The average long-term U.S. mortgage rate climbed further above 7% this week to its highest level since 2001, another blow to prospective homebuyers grappling with rising home prices and a stubbornly low supply of properties on the market.
Mortgage buyer Freddie Mac said Thursday that the average rate on the benchmark 30-year home loan jumped to 7.23% from 7.09% last week. A year ago, the rate averaged 5.55%.
It’s the fifth consecutive weekly increase for the average rate, which is now at its highest level since early June 2001, when it averaged 7.24%. Back then, the median sales price of a previously occupied U.S. home was $157,500. As of last month, it was $406,700.

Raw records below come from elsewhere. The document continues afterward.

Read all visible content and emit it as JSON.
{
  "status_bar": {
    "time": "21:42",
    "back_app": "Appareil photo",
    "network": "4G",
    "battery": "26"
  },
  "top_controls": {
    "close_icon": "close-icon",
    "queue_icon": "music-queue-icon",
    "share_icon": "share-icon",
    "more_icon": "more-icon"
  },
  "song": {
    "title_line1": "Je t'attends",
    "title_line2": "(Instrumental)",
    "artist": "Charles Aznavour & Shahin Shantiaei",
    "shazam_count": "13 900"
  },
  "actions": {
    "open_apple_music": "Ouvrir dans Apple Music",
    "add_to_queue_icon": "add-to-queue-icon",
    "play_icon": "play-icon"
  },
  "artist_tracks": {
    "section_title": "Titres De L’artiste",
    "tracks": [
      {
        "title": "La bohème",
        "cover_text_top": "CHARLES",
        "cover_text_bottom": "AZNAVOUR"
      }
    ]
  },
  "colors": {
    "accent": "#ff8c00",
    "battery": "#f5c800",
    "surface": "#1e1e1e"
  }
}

High rates can add hundreds of dollars a month in costs for borrowers, limiting how much they can afford in a market already unaffordable to many Americans. They also discourage homeowners who locked in low rates two years ago from selling.... Read More: Associated Press